"You have to make some 1500 trips on the river, two-and-a-half years of training after four years of maritime college," Cook says.

The knowledge is part one, the other part is having a love and appreciation for adrenaline rushing, high-risk maneuvers in often rough seas.

When a ship is coming into port, the pilots take one of their boats out to meet it. The boat gets about six inches from the ship, all while underway at around 11 knots.

That's when the life or death part begins.

The bar pilot assigned to guide in that ship has to climb up a ladder on the side of the ship with no safety harness and no net. Basically nothing between them and a deadly fall.

"If you fall from the ladder, you're probably going to get sucked into the propeller," Cook said. 

There are 14 captains in the association who work 24 hours a day, 365 days a year.  That means sometimes making the climb in darkness and up to 20-foot seas offshore.

But Captain Chris Mons says he loves the job.

"It's exciting every time," Mons said as he was getting ready to board El Coqui, a 720 foot long Crowley Maritime container ship.

"You're on this small pilot boat, the huge ship is right here next to me, it's go time."

He makes the climb up, meets the first mate of the ship and then it's off to the bridge where he'll tell the helmsman exactly how to get to the Tallyrand Terminal.

"It's about a two hour trip from here," Cook said. 

The pilots also have to make sure the ships get back out to sea. It's an intricate dance of dropping off and picking up these captains.

According to JaxPort, 1761 vessel calls were made in 2018. It's the busiest container port in the state of Florida and is currently the second biggest car import port in the country.

But they also have to bring in the cruise ships, and even large yachts, like Jaguars owner Shad Khan's Kismet.

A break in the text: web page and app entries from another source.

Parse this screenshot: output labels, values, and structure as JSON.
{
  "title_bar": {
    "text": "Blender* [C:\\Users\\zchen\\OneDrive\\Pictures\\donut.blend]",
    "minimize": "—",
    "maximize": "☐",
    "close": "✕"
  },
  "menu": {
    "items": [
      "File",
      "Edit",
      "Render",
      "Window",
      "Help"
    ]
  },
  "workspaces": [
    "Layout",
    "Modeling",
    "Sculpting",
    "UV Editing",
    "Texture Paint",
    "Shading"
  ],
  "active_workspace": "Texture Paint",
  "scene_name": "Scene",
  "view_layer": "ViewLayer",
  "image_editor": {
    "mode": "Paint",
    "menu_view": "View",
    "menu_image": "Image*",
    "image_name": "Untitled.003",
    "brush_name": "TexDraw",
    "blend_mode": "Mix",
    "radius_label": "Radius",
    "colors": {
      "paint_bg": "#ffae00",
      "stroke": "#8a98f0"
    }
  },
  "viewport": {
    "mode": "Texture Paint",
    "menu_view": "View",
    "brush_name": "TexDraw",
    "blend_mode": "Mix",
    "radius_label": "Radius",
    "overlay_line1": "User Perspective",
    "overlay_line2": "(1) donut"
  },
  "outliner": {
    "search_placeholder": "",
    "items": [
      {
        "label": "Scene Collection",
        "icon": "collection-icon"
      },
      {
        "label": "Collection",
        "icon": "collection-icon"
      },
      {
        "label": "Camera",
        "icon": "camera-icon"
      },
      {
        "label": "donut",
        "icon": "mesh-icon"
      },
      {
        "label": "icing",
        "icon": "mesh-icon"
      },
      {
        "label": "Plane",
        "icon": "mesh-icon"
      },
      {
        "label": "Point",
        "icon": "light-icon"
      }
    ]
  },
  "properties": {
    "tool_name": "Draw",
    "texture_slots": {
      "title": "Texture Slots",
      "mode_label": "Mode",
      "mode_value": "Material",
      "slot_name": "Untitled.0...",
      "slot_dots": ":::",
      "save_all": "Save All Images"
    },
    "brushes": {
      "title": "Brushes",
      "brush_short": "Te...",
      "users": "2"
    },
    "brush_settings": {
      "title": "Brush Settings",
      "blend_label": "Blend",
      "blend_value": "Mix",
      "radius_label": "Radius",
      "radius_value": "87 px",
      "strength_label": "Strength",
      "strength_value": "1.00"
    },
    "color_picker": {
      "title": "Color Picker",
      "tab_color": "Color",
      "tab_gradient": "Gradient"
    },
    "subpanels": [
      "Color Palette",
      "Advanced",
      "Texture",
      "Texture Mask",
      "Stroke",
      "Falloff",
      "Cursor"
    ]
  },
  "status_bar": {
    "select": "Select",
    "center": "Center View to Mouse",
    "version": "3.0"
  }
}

"That's a job everyone fights for right there," he said.

But assignments happen on a rotation, he said. Getting to pilot Kismet is luck of the draw. 

"They really have to know what they're doing, there really is no guessing, especially now with all the dredge barges in the river," Cook said.

Currently the St. John's River is being deepened by a series of the largest dredges in the country.  They're taking the river from 40 feet deep to 47, which Cook says will allow a much larger class of ship to enter the river. 

And he says that brings a couple of new challenges with it.

"We've got to be in communication with every dredge barge on the river and let them know we're passing by," Cook said. 

It's just more for these massive, floating cities to have to dodge each day. And newer, larger vessels coming in just means they'll have to adapt quickly to keep the port running and the river safe.

"The way we see it, we're protecting Jacksonville's most valuable resource. That's the St. John's River."